“The African market for internet goods is still a bit early, and even though big internet brands are being built, they currently do not have revenues or returns that foreign investors are used to in other parts of the world. So at some point they lose faith and decide to pull out of a market.”
Essien believes the exit was premature, and if Naspers and Kinnevik had stayed in the game for longer, they would have achieved a lot more.
Marek Zmyslowski, who previously headed up Jovago – now Jumia Travel – and founded HotelOnline, agrees there was little surprising about the Naspers move.
“Let’s not forget they are the most successful tech company in Africa, and they do deals because it’s best for them, not because they have to. Having said that, they haven’t built their position on being overly patient towards their specific assets,” he said.
Patience, however, is what is required in African e-commerce. Nigeria is a clear leader on a continent where 264 e-commerce startups are in operation, according to the Afri-Shopping report released last year by Disrupt Africa.
Though there is an evident eagerness to launch e-commerce ventures, given the potentially huge opportunity awaiting those that scale, it is a very long game. According to the Disrupt Africa report, less than 30 percent of Africa’s e-commerce ventures are profitable to date, and investor confidence in the space is changeable, though the total raised by such companies did increase in 2017.
Current lack of profitability aside, most remain confident that Nigerian – and African – e-commerce will soonest fulfil its vast potential.
“Every year millions of people exit universities in Africa and enter the workforce. This new, younger demographic is very used to the internet, and they are making it rapidly grow. I believe in a few years it will be obvious that it is quickly turning into a very major market,” said Essien.

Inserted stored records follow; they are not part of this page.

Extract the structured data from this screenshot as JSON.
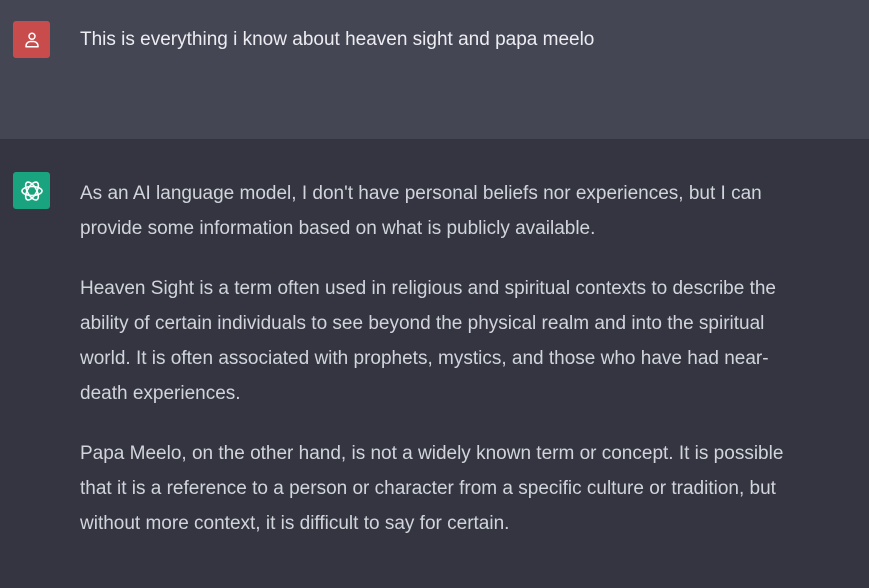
{
  "conversation": {
    "user_message": {
      "icon": "user-icon",
      "avatar_color": "#c94c4c",
      "text": "This is everything i know about heaven sight and papa meelo"
    },
    "assistant_message": {
      "icon": "openai-logo-icon",
      "avatar_color": "#19a37f",
      "paragraphs": [
        "As an AI language model, I don't have personal beliefs nor experiences, but I can provide some information based on what is publicly available.",
        "Heaven Sight is a term often used in religious and spiritual contexts to describe the ability of certain individuals to see beyond the physical realm and into the spiritual world. It is often associated with prophets, mystics, and those who have had near-death experiences.",
        "Papa Meelo, on the other hand, is not a widely known term or concept. It is possible that it is a reference to a person or character from a specific culture or tradition, but without more context, it is difficult to say for certain."
      ]
    }
  }
}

Zmyslowski agrees that the potential is obviously still there, and that the sector is getting ever bigger. Yet he believes it is lacking the momentum and growth to keep the hype.
“The bigger your scale, the harder it is to solve typical Nigerian e-commerce problems like fulfilment, customer retention, payments, and logistics, so it’s harder to deliver over-promised KPIs to the investors, so it’s harder to sugarcoat them to get another round,” he said.
“I’m not taking specifically Konga here, it’s an issue with many players currently. Many Nigerian e-commerce companies nowadays have delays in paying suppliers and employees, and that is never a good sign. Nigerian macroeconomics haven’t been helping lately either.”
It is these concerns, and the slow procession towards eventual profitability, that have persuaded Naspers to scale back on its involvement in Nigerian e-commerce. The likes of Essien and Zmyslowski remain optimistic for the future, but quicker development and more success stories are necessary to keep the sector on track and in investor thoughts.